(What the exercise asks): Please return every line of the records below that contains the word "title".

Stored dataset items

*-*-*

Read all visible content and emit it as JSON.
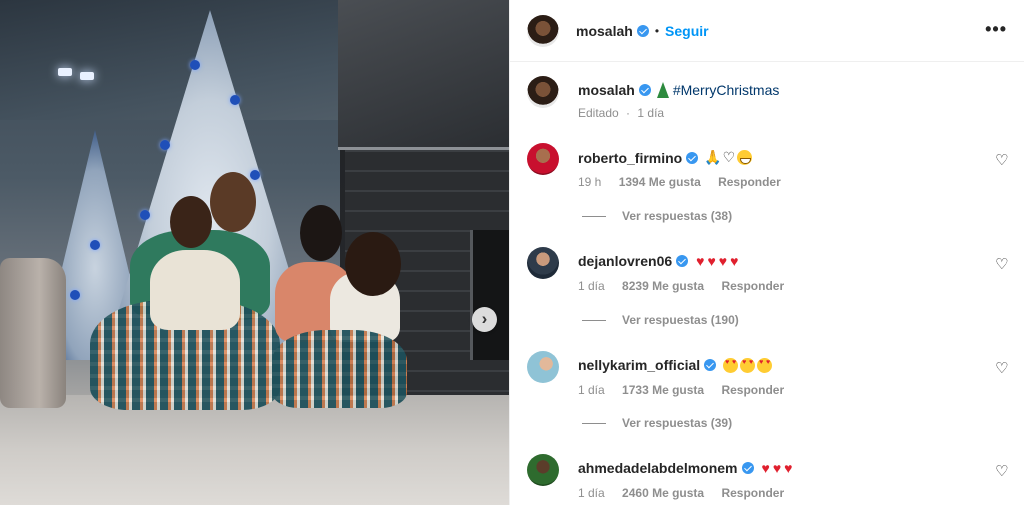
{
  "post": {
    "author": "mosalah",
    "follow_label": "Seguir",
    "more_label": "•••",
    "caption_hashtag": "#MerryChristmas",
    "caption_meta": "Editado",
    "caption_age": "1 día",
    "carousel_next": "›"
  },
  "comments": [
    {
      "username": "roberto_firmino",
      "age": "19 h",
      "likes": "1394 Me gusta",
      "reply_label": "Responder",
      "view_replies": "Ver respuestas (38)"
    },
    {
      "username": "dejanlovren06",
      "age": "1 día",
      "likes": "8239 Me gusta",
      "reply_label": "Responder",
      "view_replies": "Ver respuestas (190)"
    },
    {
      "username": "nellykarim_official",
      "age": "1 día",
      "likes": "1733 Me gusta",
      "reply_label": "Responder",
      "view_replies": "Ver respuestas (39)"
    },
    {
      "username": "ahmedadelabdelmonem",
      "age": "1 día",
      "likes": "2460 Me gusta",
      "reply_label": "Responder"
    }
  ],
  "colors": {
    "accent": "#0095f6",
    "verified": "#3897f0",
    "muted": "#8e8e8e"
  },
  "icons": [
    "verified-badge-icon",
    "more-options-icon",
    "like-heart-icon",
    "carousel-next-icon",
    "christmas-tree-emoji"
  ]
}
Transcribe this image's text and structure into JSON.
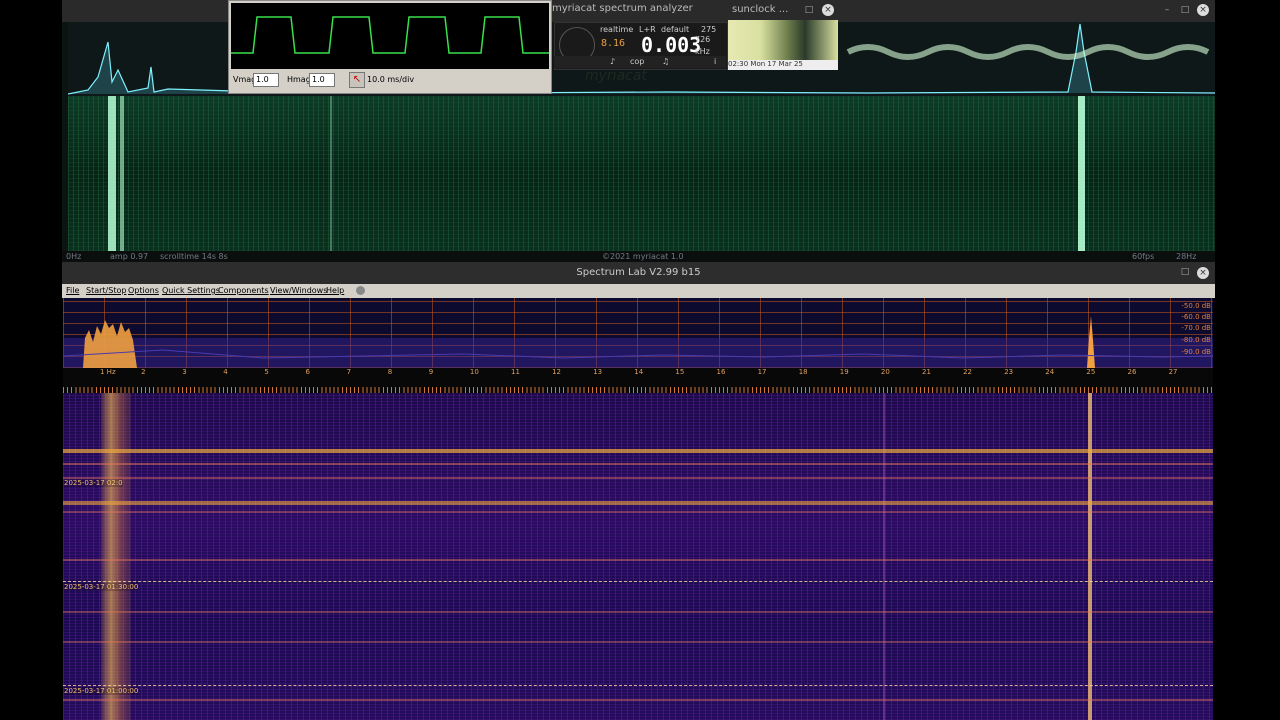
{
  "myriacat": {
    "title": "myriacat spectrum analyzer",
    "status": {
      "left": "0Hz",
      "amp": "amp 0.97",
      "scroll": "scrolltime 14s 8s",
      "center": "©2021 myriacat 1.0",
      "fps": "60fps",
      "right": "28Hz"
    },
    "oscilloscope": {
      "vmag_label": "Vmag",
      "vmag_value": "1.0",
      "hmag_label": "Hmag",
      "hmag_value": "1.0",
      "timebase": "10.0 ms/div"
    },
    "readout": {
      "mode": "realtime",
      "channel": "L+R",
      "preset": "default",
      "count": "275",
      "value": "0.003",
      "small_value": "726",
      "unit": "kHz",
      "mini_display": "8.16",
      "btn_cop": "cop",
      "logo": "myriacat"
    }
  },
  "sunclock": {
    "title": "sunclock ...",
    "time": "02:30 Mon 17 Mar 25"
  },
  "spectrumlab": {
    "title": "Spectrum Lab V2.99 b15",
    "menu": [
      "File",
      "Start/Stop",
      "Options",
      "Quick Settings",
      "Components",
      "View/Windows",
      "Help"
    ],
    "freq_labels": [
      "1 Hz",
      "2",
      "3",
      "4",
      "5",
      "6",
      "7",
      "8",
      "9",
      "10",
      "11",
      "12",
      "13",
      "14",
      "15",
      "16",
      "17",
      "18",
      "19",
      "20",
      "21",
      "22",
      "23",
      "24",
      "25",
      "26",
      "27"
    ],
    "db_labels": [
      "-50.0 dB",
      "-60.0 dB",
      "-70.0 dB",
      "-80.0 dB",
      "-90.0 dB"
    ],
    "timestamps": [
      "2025-03-17 02:0",
      "2025-03-17 01:30:00",
      "2025-03-17 01:00:00"
    ]
  },
  "colors": {
    "green_trace": "#39e04a",
    "spectrum_orange": "#f0a040",
    "waterfall_purple": "#2a0c60",
    "cyan_peak": "#7ff0ff"
  }
}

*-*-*

(Output of the task):
    "title": "myriacat spectrum analyzer",
    "title": "sunclock ...",
    "title": "Spectrum Lab V2.99 b15",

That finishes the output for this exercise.